Graham has played the past three games with a broken left thumb, and he couldn't haul in what would have been a 57-yard touchdown against the Falcons last Sunday.

"You don't want to shatter your thumb; that's not great," Graham said.

He quickly added that it's not all about stats.

"That's not what it's about," Graham said. "I just want to win games. If I have one catch for 2 yards and we win, I don't care. But obviously it's not great when you're not helping us win, and that's what I see."

When he signed with the Packers in free agency last March, Graham was asked if he could replicate his numbers from his early days with the New Orleans Saints.

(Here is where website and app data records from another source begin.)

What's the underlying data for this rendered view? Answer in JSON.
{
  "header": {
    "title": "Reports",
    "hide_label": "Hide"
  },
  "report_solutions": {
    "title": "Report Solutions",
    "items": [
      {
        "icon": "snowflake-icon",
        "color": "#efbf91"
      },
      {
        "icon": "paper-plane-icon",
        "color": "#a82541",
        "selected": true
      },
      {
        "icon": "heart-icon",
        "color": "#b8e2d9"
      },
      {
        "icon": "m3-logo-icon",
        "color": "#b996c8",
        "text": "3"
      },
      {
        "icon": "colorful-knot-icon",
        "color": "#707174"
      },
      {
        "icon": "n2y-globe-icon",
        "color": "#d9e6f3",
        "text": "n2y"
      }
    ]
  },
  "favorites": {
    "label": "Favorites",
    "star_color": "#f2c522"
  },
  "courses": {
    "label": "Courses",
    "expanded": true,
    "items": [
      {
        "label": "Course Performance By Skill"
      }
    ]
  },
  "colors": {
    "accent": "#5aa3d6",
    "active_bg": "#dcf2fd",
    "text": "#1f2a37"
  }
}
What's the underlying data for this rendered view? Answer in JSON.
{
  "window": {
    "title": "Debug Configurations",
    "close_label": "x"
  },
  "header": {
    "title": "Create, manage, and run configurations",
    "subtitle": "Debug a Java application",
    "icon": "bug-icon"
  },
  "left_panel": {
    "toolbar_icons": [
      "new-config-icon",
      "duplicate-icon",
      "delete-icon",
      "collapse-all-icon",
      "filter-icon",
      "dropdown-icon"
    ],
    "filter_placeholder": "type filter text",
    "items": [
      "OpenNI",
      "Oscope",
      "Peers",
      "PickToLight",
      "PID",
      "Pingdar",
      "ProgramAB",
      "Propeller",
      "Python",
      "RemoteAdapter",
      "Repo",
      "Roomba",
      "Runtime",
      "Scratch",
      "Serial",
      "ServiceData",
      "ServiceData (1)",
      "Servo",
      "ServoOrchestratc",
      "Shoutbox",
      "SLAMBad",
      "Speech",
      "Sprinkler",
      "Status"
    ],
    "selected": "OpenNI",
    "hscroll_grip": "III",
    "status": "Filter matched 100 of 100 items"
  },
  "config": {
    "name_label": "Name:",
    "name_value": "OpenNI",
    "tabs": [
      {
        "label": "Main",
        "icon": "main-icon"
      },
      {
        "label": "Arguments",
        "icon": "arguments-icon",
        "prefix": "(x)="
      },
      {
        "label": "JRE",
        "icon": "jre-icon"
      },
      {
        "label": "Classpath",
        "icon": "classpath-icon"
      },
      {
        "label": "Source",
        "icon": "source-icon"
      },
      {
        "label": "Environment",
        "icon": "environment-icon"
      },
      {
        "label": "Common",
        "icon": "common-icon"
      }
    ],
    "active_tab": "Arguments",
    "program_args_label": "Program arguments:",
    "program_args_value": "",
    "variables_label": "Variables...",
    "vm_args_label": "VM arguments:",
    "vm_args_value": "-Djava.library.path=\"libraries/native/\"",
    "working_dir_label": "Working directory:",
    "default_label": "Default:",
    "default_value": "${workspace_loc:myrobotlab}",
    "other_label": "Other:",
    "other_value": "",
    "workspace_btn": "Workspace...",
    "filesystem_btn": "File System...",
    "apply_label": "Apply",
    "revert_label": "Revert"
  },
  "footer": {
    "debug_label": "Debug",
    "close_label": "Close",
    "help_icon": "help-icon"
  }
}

"Hopefully I can do that here," he said then. "When my number is called, I'm going to be ready, I can tell you that."

Graham was asked Friday why that hasn't happened.

"Things are going fine. It's just in this offense, the tight end does a lot of stuff," he said. "I've got a lot of responsibilities -- just not running routes and out here catching the ball like a receiver. That's just how it is. I'm just trying to do my job and do what I'm told."

The Packers focused a good portion of their offseason on getting Graham and Aaron Rodgers on the same page. While Rodgers has spoken glowingly about Graham, the connection never blossomed.

"I think Jimmy has done a good job," Packers tight ends coach Brian Angelichio said this week. "I think, certainly, some games you're more involved. ... Overall, I think he has done a good job. We've had some plays we wish we would have went a different way. Each week him and Aaron get to keep playing together, I think you see progress being made. Hopefully, this week is another step we're looking for."

The way the Packers structured Graham's contract, they could move on after this season and pick up cap space.

Graham, who receives $13 million this season, has a $5 million roster bonus due in March. The Packers could decline the bonus and release him. They would have to absorb the remaining two-thirds of the signing bonus proration ($7.333 million) as dead money on their cap in 2019 -- or it could be split between 2019 and 2020 if they designed him as a post-June 1 cut. However, they would wipe away the remaining $17 million from their future caps, so there would be a net cap savings of about $9 million.

Graham said he hoped this wouldn't be his only season in Green Bay.

"I've always dominated everywhere I've went," he said Friday. "Obviously, I haven't done that yet here. So it would be nice to get an opportunity to do it. Come back and maybe just be kind of more comfortable here, but I'm going to give it my all no matter what's asked of me anywhere I go, or if I stay here."